- _Exercise_
Look through the data below. Pick out the lines holding the string "JSON".
Entries shown Block Start
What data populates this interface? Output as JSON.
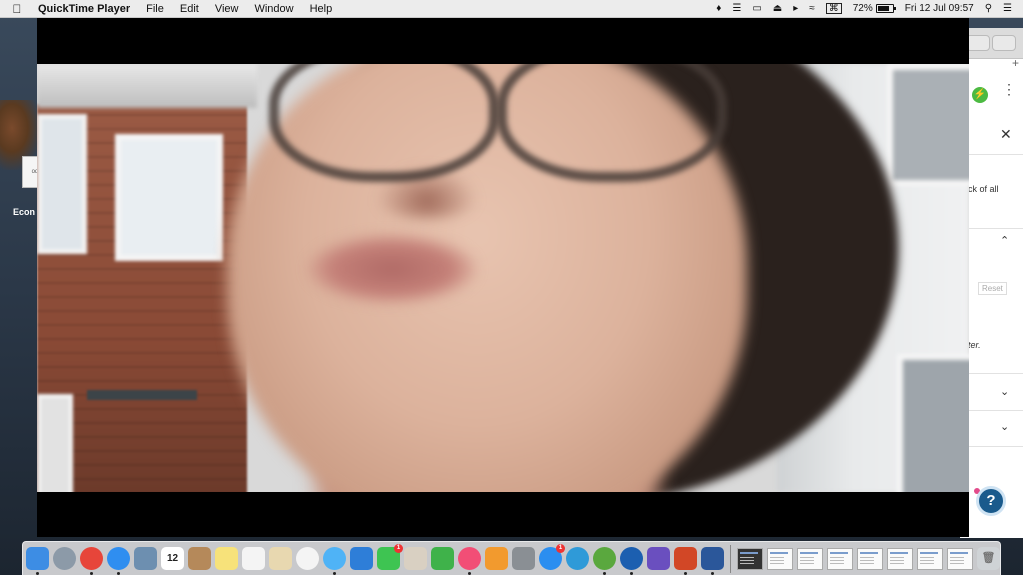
{
  "menubar": {
    "apple_icon": "apple-icon",
    "app_name": "QuickTime Player",
    "menus": [
      "File",
      "Edit",
      "View",
      "Window",
      "Help"
    ],
    "battery_percent": "72%",
    "datetime": "Fri 12 Jul  09:57",
    "input_badge": "⌘"
  },
  "desktop": {
    "file_label": "Econ",
    "file_icon_text": "od"
  },
  "background_window": {
    "side_text_1": "ck of all",
    "side_text_2": "ter.",
    "reset_label": "Reset",
    "new_tab_glyph": "+",
    "close_glyph": "✕",
    "chevron_up": "⌃",
    "chevron_down": "⌄",
    "help_glyph": "?",
    "extension_glyph": "⚡"
  },
  "dock": {
    "calendar_day": "12",
    "apps": [
      {
        "name": "Finder",
        "color": "#3d8de4"
      },
      {
        "name": "Launchpad",
        "color": "#8c9aa8"
      },
      {
        "name": "Chrome",
        "color": "#e7453a"
      },
      {
        "name": "Safari",
        "color": "#2f8ef0"
      },
      {
        "name": "Preview",
        "color": "#6d8fb0"
      },
      {
        "name": "Calendar",
        "color": "#ffffff"
      },
      {
        "name": "Contacts",
        "color": "#b5895a"
      },
      {
        "name": "Notes",
        "color": "#f7e27a"
      },
      {
        "name": "Reminders",
        "color": "#f4f4f4"
      },
      {
        "name": "Preview2",
        "color": "#e8d8b0"
      },
      {
        "name": "Photos",
        "color": "#f4f4f4"
      },
      {
        "name": "Messages",
        "color": "#4fb3f6"
      },
      {
        "name": "Keynote",
        "color": "#2e7ed8"
      },
      {
        "name": "FaceTime",
        "color": "#3ec452"
      },
      {
        "name": "Script",
        "color": "#d9d0c2"
      },
      {
        "name": "Numbers",
        "color": "#3fb24a"
      },
      {
        "name": "iTunes",
        "color": "#f24e76"
      },
      {
        "name": "iBooks",
        "color": "#f29a2e"
      },
      {
        "name": "SystemPreferences",
        "color": "#8a8f94"
      },
      {
        "name": "AppStore",
        "color": "#2b8ef0"
      },
      {
        "name": "Calculator",
        "color": "#2f9ad8"
      },
      {
        "name": "uTorrent",
        "color": "#5aa83e"
      },
      {
        "name": "QuickTime",
        "color": "#1c5fb0"
      },
      {
        "name": "iMovie",
        "color": "#6a4fbf"
      },
      {
        "name": "PowerPoint",
        "color": "#d24726"
      },
      {
        "name": "Word",
        "color": "#2b579a"
      }
    ],
    "thumb_count_label": "minimized windows"
  }
}
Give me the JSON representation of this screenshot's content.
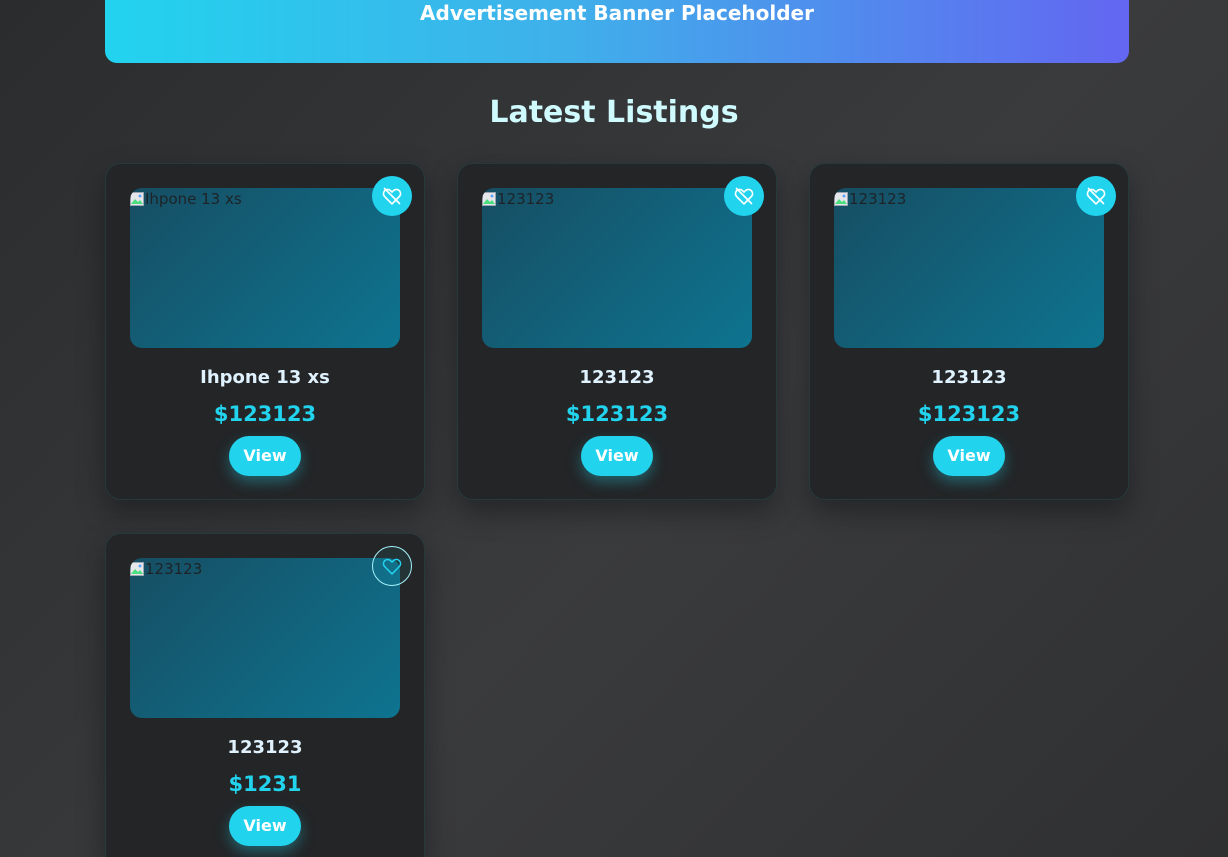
{
  "banner": {
    "text": "Advertisement Banner Placeholder"
  },
  "section": {
    "title": "Latest Listings"
  },
  "listings": [
    {
      "image_alt": "Ihpone 13 xs",
      "title": "Ihpone 13 xs",
      "price": "$123123",
      "view_label": "View",
      "favorited": true
    },
    {
      "image_alt": "123123",
      "title": "123123",
      "price": "$123123",
      "view_label": "View",
      "favorited": true
    },
    {
      "image_alt": "123123",
      "title": "123123",
      "price": "$123123",
      "view_label": "View",
      "favorited": true
    },
    {
      "image_alt": "123123",
      "title": "123123",
      "price": "$1231",
      "view_label": "View",
      "favorited": false
    }
  ],
  "icons": {
    "favorite_active": "heart-off-icon",
    "favorite_inactive": "heart-icon",
    "broken_image": "broken-image-icon"
  },
  "colors": {
    "accent": "#22d3ee",
    "banner_gradient_start": "#22d3ee",
    "banner_gradient_end": "#6366f1",
    "card_background": "#232527",
    "title_color": "#cffafe"
  }
}
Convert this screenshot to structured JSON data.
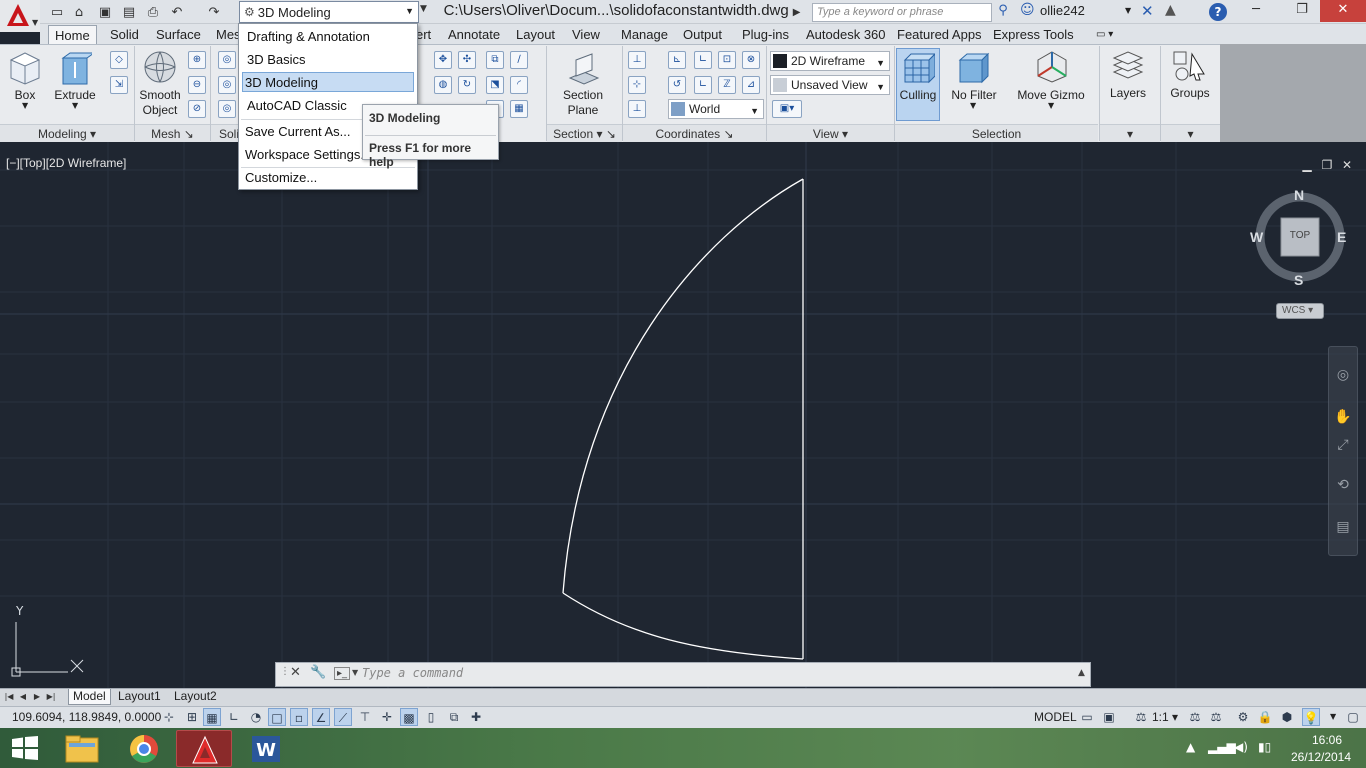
{
  "titlebar": {
    "workspace_current": "3D Modeling",
    "file_title": "C:\\Users\\Oliver\\Docum...\\solidofaconstantwidth.dwg",
    "search_placeholder": "Type a keyword or phrase",
    "user_name": "ollie242"
  },
  "tabs": [
    {
      "label": "Home"
    },
    {
      "label": "Solid"
    },
    {
      "label": "Surface"
    },
    {
      "label": "Mes"
    },
    {
      "label": "ert"
    },
    {
      "label": "Annotate"
    },
    {
      "label": "Layout"
    },
    {
      "label": "View"
    },
    {
      "label": "Manage"
    },
    {
      "label": "Output"
    },
    {
      "label": "Plug-ins"
    },
    {
      "label": "Autodesk 360"
    },
    {
      "label": "Featured Apps"
    },
    {
      "label": "Express Tools"
    }
  ],
  "ribbon": {
    "box": "Box",
    "extrude": "Extrude",
    "smooth_object_1": "Smooth",
    "smooth_object_2": "Object",
    "section_plane_1": "Section",
    "section_plane_2": "Plane",
    "visual_style": "2D Wireframe",
    "view": "Unsaved View",
    "ucs": "World",
    "culling": "Culling",
    "no_filter": "No Filter",
    "move_gizmo": "Move Gizmo",
    "layers": "Layers",
    "groups": "Groups",
    "panels": {
      "modeling": "Modeling",
      "mesh": "Mesh",
      "soli": "Soli",
      "section": "Section",
      "coordinates": "Coordinates",
      "view": "View",
      "selection": "Selection"
    }
  },
  "workspace_menu": {
    "items": [
      "Drafting & Annotation",
      "3D Basics",
      "3D Modeling",
      "AutoCAD Classic"
    ],
    "actions": [
      "Save Current As...",
      "Workspace Settings...",
      "Customize..."
    ]
  },
  "tooltip": {
    "title": "3D Modeling",
    "help": "Press F1 for more help"
  },
  "viewport": {
    "label": "[−][Top][2D Wireframe]",
    "compass": {
      "n": "N",
      "s": "S",
      "e": "E",
      "w": "W",
      "face": "TOP"
    },
    "wcs": "WCS",
    "ucs_x": "X",
    "ucs_y": "Y"
  },
  "command": {
    "placeholder": "Type  a  command"
  },
  "layout_tabs": [
    "Model",
    "Layout1",
    "Layout2"
  ],
  "status": {
    "coords": "109.6094, 118.9849, 0.0000",
    "space": "MODEL",
    "scale": "1:1"
  },
  "taskbar": {
    "time": "16:06",
    "date": "26/12/2014"
  },
  "colors": {
    "drawing_bg": "#1f2631",
    "geometry": "#ffffff",
    "accent": "#2a5db0"
  }
}
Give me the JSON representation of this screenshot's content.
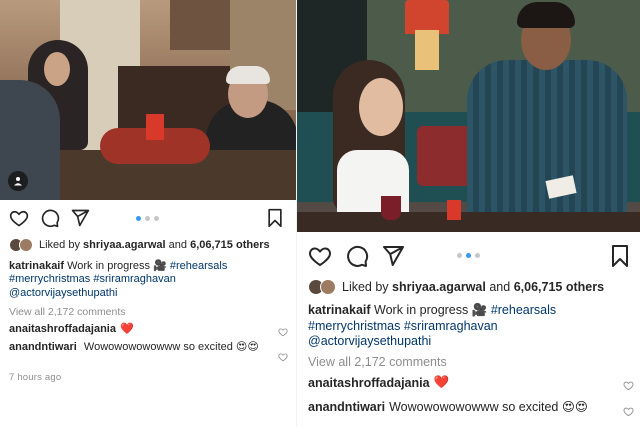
{
  "posts": [
    {
      "liked_by_user": "shriyaa.agarwal",
      "liked_by_prefix": "Liked by",
      "liked_by_conj": "and",
      "likes_count": "6,06,715 others",
      "caption_user": "katrinakaif",
      "caption_text": "Work in progress",
      "caption_emoji": "🎥",
      "caption_tag1": "#rehearsals",
      "caption_tag2": "#merrychristmas #sriramraghavan",
      "caption_tag3": "@actorvijaysethupathi",
      "view_all": "View all 2,172 comments",
      "comments": [
        {
          "user": "anaitashroffadajania",
          "text": "❤️"
        },
        {
          "user": "anandntiwari",
          "text": "Wowowowowowww so excited 😍😍"
        }
      ],
      "timestamp": "7 hours ago",
      "carousel_index": 1,
      "carousel_total": 3
    },
    {
      "liked_by_user": "shriyaa.agarwal",
      "liked_by_prefix": "Liked by",
      "liked_by_conj": "and",
      "likes_count": "6,06,715 others",
      "caption_user": "katrinakaif",
      "caption_text": "Work in progress",
      "caption_emoji": "🎥",
      "caption_tag1": "#rehearsals",
      "caption_tag2": "#merrychristmas #sriramraghavan",
      "caption_tag3": "@actorvijaysethupathi",
      "view_all": "View all 2,172 comments",
      "comments": [
        {
          "user": "anaitashroffadajania",
          "text": "❤️"
        },
        {
          "user": "anandntiwari",
          "text": "Wowowowowowww so excited 😍😍"
        }
      ],
      "carousel_index": 2,
      "carousel_total": 3
    }
  ],
  "icons": {
    "like": "heart-icon",
    "comment": "comment-icon",
    "share": "paper-plane-icon",
    "save": "bookmark-icon",
    "user_tag": "user-tag-icon"
  },
  "colors": {
    "text": "#262626",
    "muted": "#8e8e8e",
    "hashtag": "#00376b",
    "carousel_active": "#3897f0",
    "heart_red": "#ed4956"
  }
}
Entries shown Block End
- _Task response_
What data populates this interface? Output as JSON.
Give me the JSON representation of this screenshot's content.
Convert this screenshot to structured JSON data.
Give me the JSON representation of this screenshot's content.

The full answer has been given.